RadioShack lost money in its first quarter as sales dropped, particularly in U.S. stores, and shares in the electronics retailer tumbled to their lowest point in more than 30 years on Tuesday.
The chain's troubles are symbolic of wider problems in the brick-and-mortar electronics industry. RadioShack and Best Buy Co. have struggled as shoppers increasingly move away from devices like computers and cameras to buy tablets and smartphones, which are less profitable for retailers.
Stores are also dealing with consumers "window shopping" in stores but buying products for less from online competitors such as Amazon.com Inc.
RadioShack, based in Fort Worth, Texas, said Tuesday that it is boosting its marketing efforts for its mobile products and plans to open about 50 new company-owned stores in Mexico this year in an effort to stimulate growth. The company said 2012 would be "another challenging transition year."
Moody's Senior Analyst Mickey Chadha said that, if RadioShack wants to concentrate more on less profitable products like smartphones, it will need to cut costs. Moody's reduced some of RadioShack's credit ratings on Tuesday, including its corporate family and probability of default ratings, which it lowered two notches in junk status to "B1" from "Ba2."
Fitch Ratings also downgraded the company on its poor performance, lowering its long-term issuer default rating two notches in junk grade territory to "B-" from "B+". The rating agency said lack of stability in the business means the outlook for RadioShack's ratings is negative. Fitch said it will be hard for RadioShack to return to historic performance levels _ or even do as well as it has the past year.
For the first quarter, RadioShack lost $8 million, or 8 cents per share. That compares with a profit of $35.1 million, or 33 cents per share, a year earlier.
Analysts predicted earnings of 4 cents per share, according to a Fact Set survey.
RadioShack's revenue for the three months ended March 31 dipped 1 percent to $1.01 billion from $1.02 billion, dragged down by lower sales from its company-run stores in the U.S. This was partially offset by the addition of 610 Target Mobile centers.
Wall Street expected $1.06 billion in revenue.

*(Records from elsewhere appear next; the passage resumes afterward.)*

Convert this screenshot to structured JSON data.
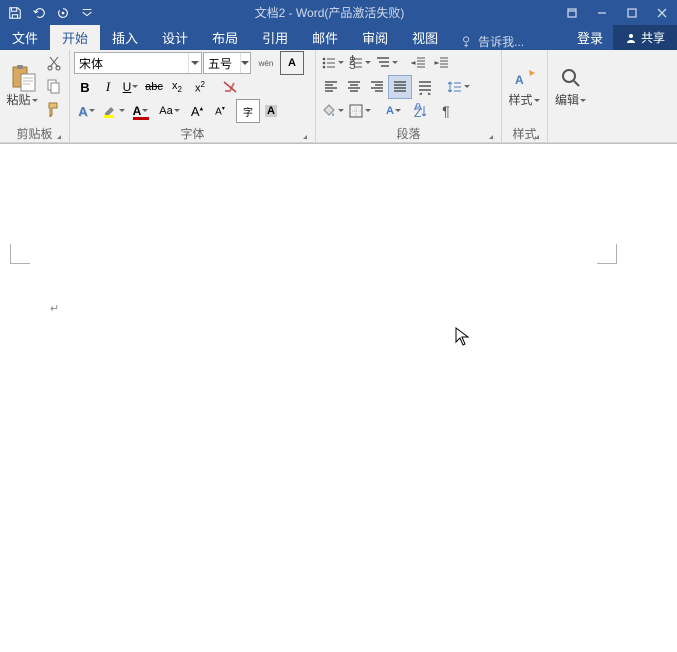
{
  "title": "文档2 - Word(产品激活失败)",
  "tabs": {
    "file": "文件",
    "home": "开始",
    "insert": "插入",
    "design": "设计",
    "layout": "布局",
    "references": "引用",
    "mailings": "邮件",
    "review": "审阅",
    "view": "视图"
  },
  "tellme": "告诉我...",
  "signin": "登录",
  "share": "共享",
  "font": {
    "name": "宋体",
    "size": "五号"
  },
  "groups": {
    "clipboard": "剪贴板",
    "font": "字体",
    "paragraph": "段落",
    "styles": "样式",
    "editing": "编辑"
  },
  "buttons": {
    "paste": "粘贴",
    "styles": "样式",
    "editing": "编辑"
  },
  "pinyin": "wén"
}
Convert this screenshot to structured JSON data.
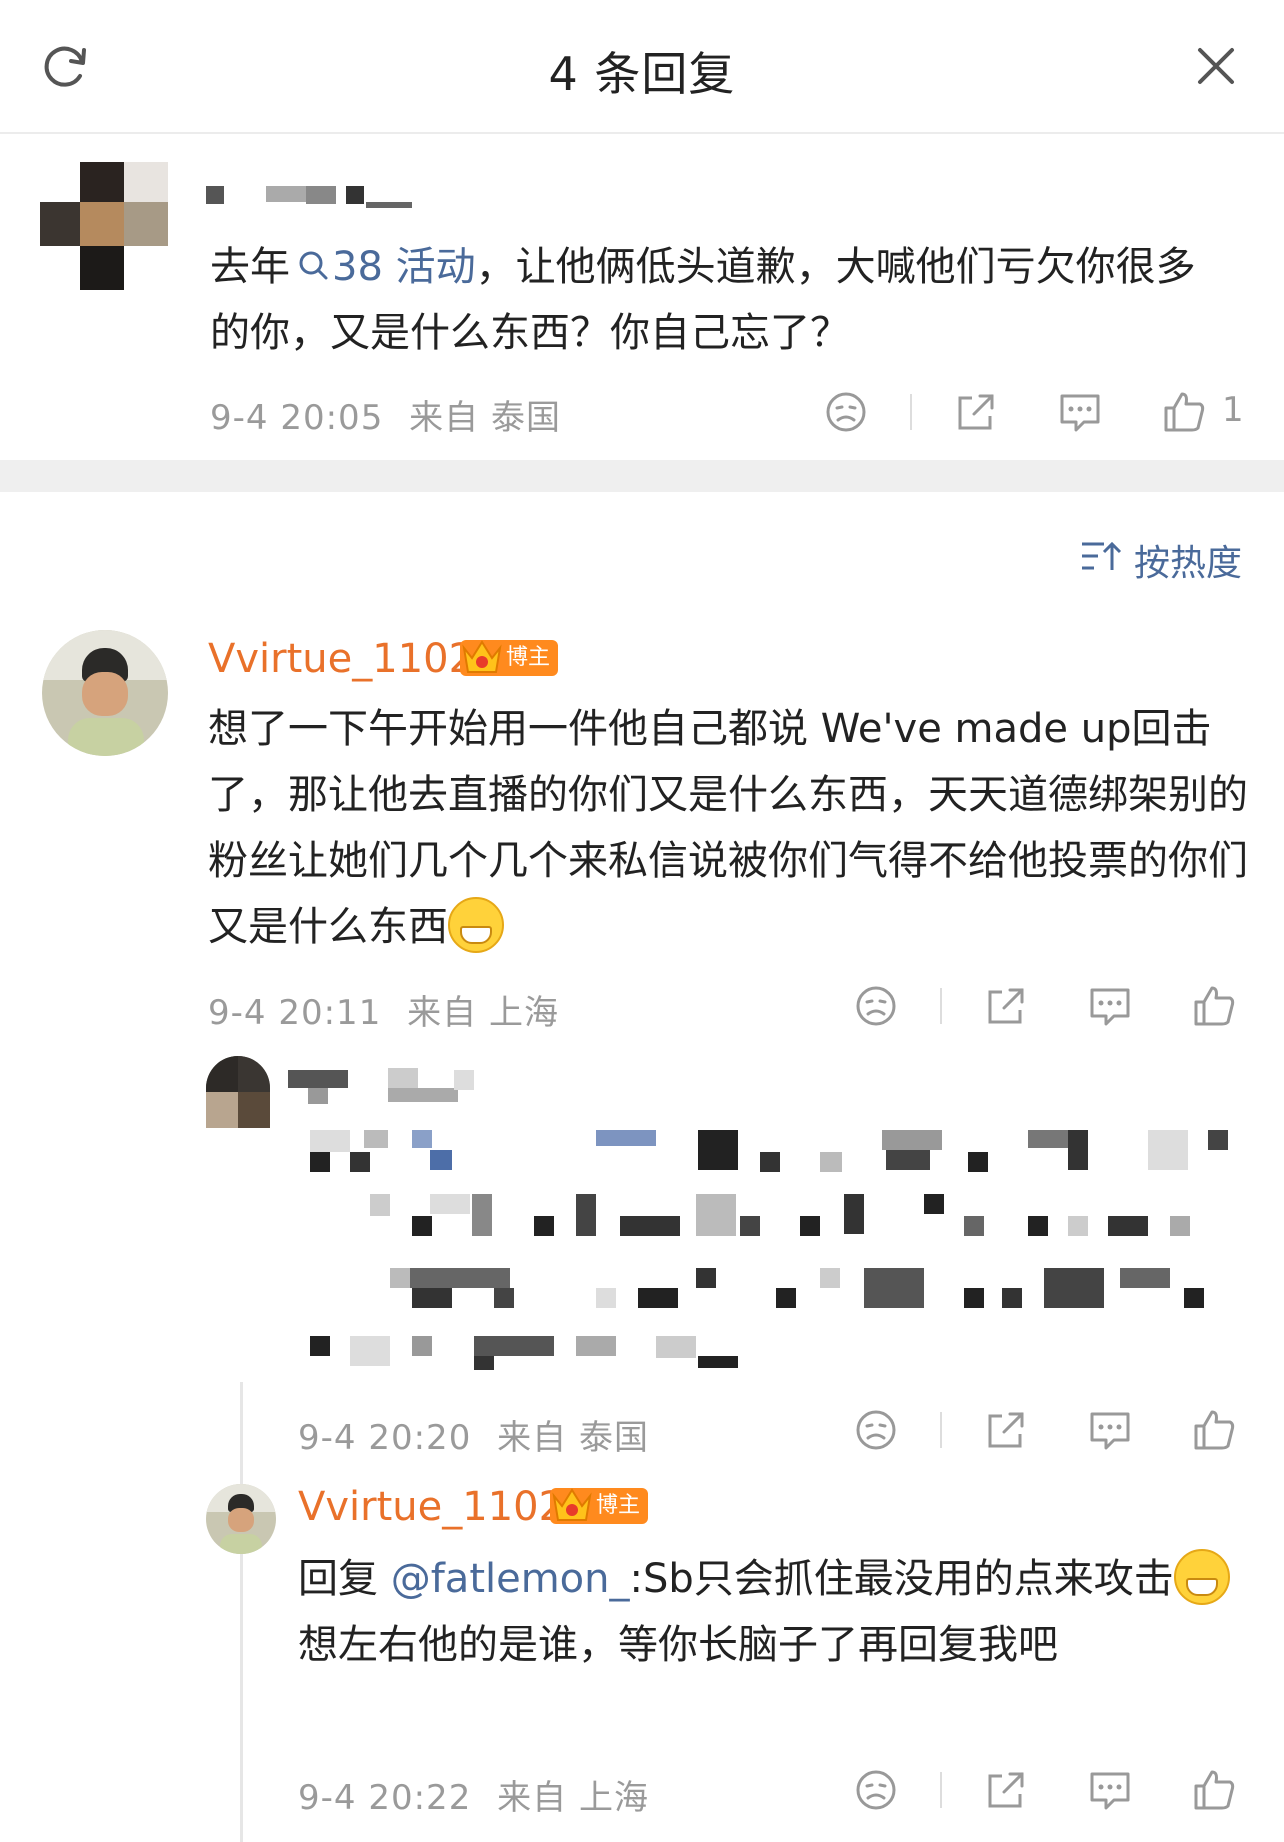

"This is not a good quarter, and highlights the increasingly difficult competitive position that RadioShack is in today," David Strasser of Janney Capital Markets wrote in a client note.
The analyst maintained a "Neutral" rating and $5.97 price target.
RadioShack said that revenue from company-run stores and Target Mobile centers open at least a year fell 4.2 percent. It sold fewer pricey Sprint mobile plans and fewer wireless handsets, laptops and home entertainment products. RadioShack sales of tablets and tablet accessories were better, as were sales of Verizon Wireless and AT&T plans.
The company said during a conference call that it is maintaining its guidance for 2012 net income to come in lower than last year's. In 2011 RadioShack reported net income of $72.2 million and adjusted earnings of $98.4 million.
Aside from the stores planned for Mexico, RadioShack said a franchise deal announced with Malaysian conglomerate Berjaya last month is part of its plans for international expansion. Berjaya expects to open 1,000 stores over the next 10 years. The agreement calls for stores to open in Southeast Asian countries such as Vietnam, Malaysia and Thailand.
RadioShack Corp. has about 4,700 company-run stores in the U.S. and Mexico, 1,500 wireless phone centers in the U.S. and about 1,100 dealers worldwide.
Its shares slipped 63 cents, or 10.6 percent, to close at $5.34 Tuesday. Earlier in the session the stock fell to $5.27, the lowest point in more than 30 years. RadioShack's stock has dropped 45 percent so far this year.